An exact copy of all the lines below is required, with every image left out.

-- DATA SHOWN follows --

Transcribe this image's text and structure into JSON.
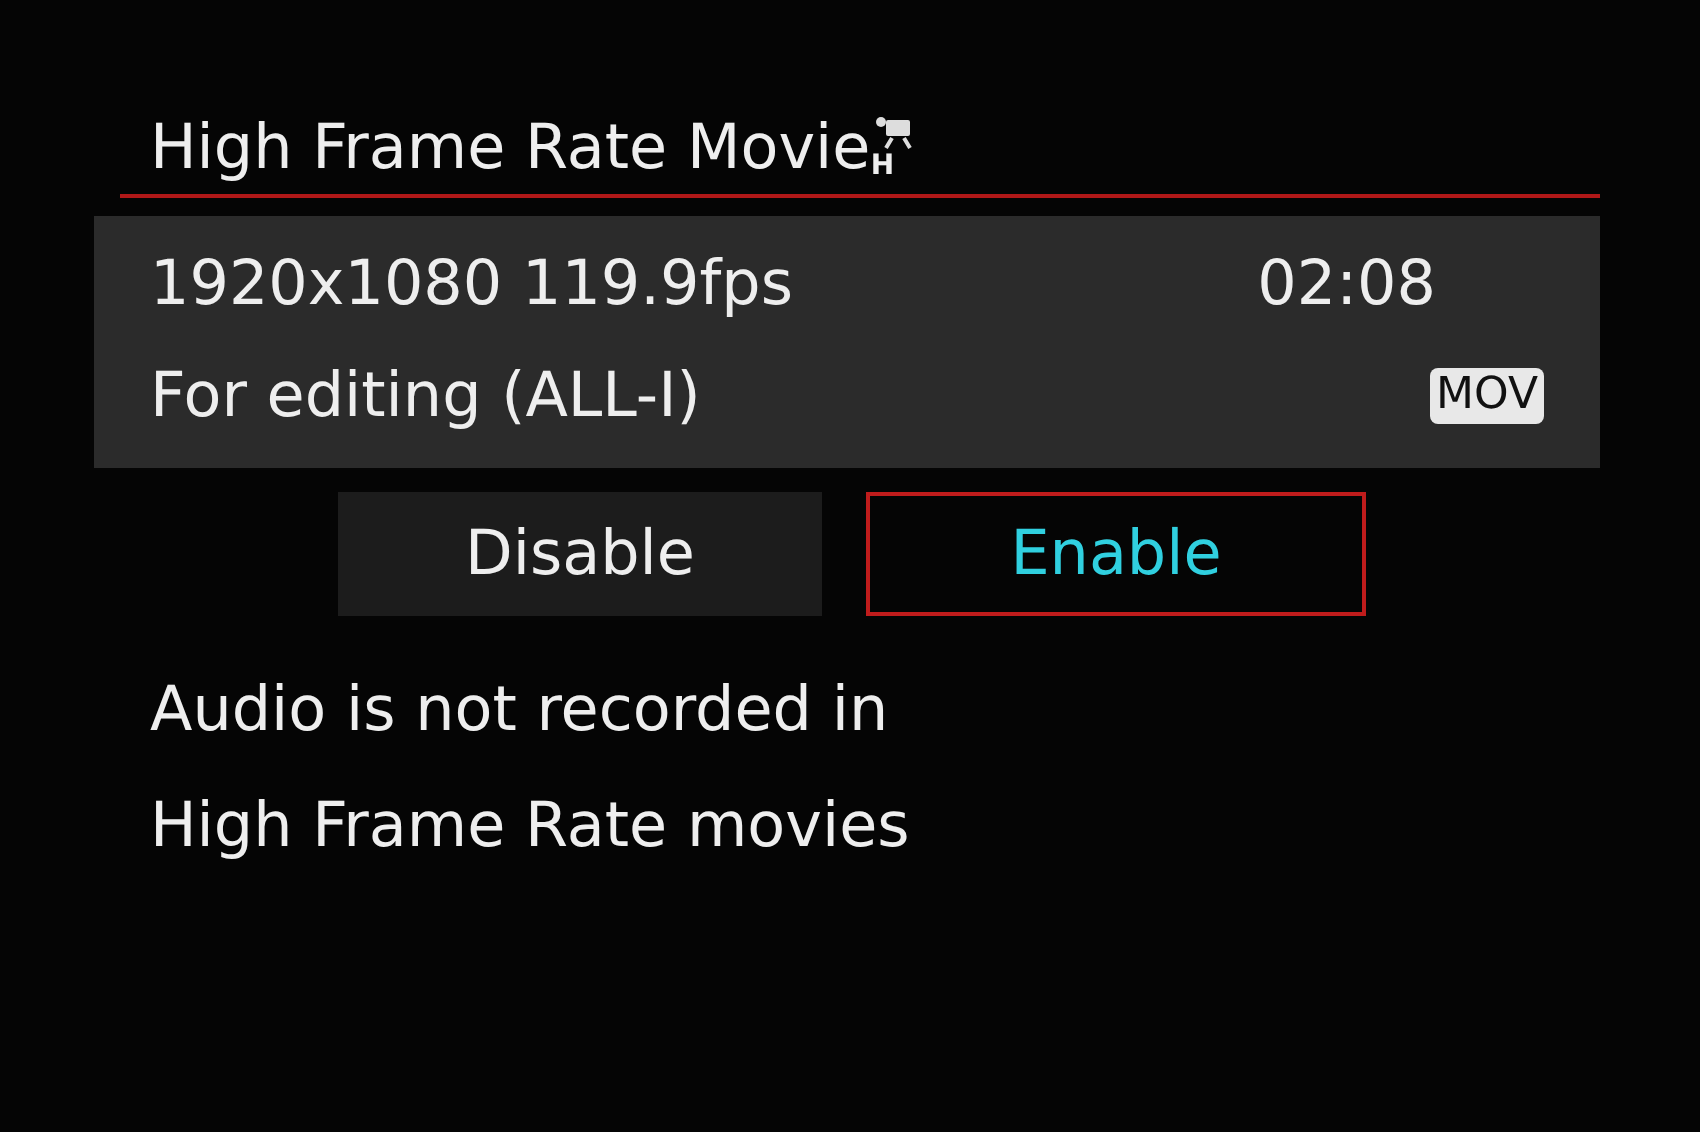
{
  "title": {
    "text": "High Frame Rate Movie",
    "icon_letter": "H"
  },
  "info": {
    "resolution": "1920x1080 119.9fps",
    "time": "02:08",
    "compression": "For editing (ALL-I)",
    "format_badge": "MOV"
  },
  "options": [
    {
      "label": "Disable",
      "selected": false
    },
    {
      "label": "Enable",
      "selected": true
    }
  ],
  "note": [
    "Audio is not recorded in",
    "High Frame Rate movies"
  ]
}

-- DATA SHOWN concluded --

EXPECTED ANSWER:
Transcribe this image's text and structure into JSON.
{
  "title": {
    "text": "High Frame Rate Movie",
    "icon_letter": "H"
  },
  "info": {
    "resolution": "1920x1080 119.9fps",
    "time": "02:08",
    "compression": "For editing (ALL-I)",
    "format_badge": "MOV"
  },
  "options": [
    {
      "label": "Disable",
      "selected": false
    },
    {
      "label": "Enable",
      "selected": true
    }
  ],
  "note": [
    "Audio is not recorded in",
    "High Frame Rate movies"
  ]
}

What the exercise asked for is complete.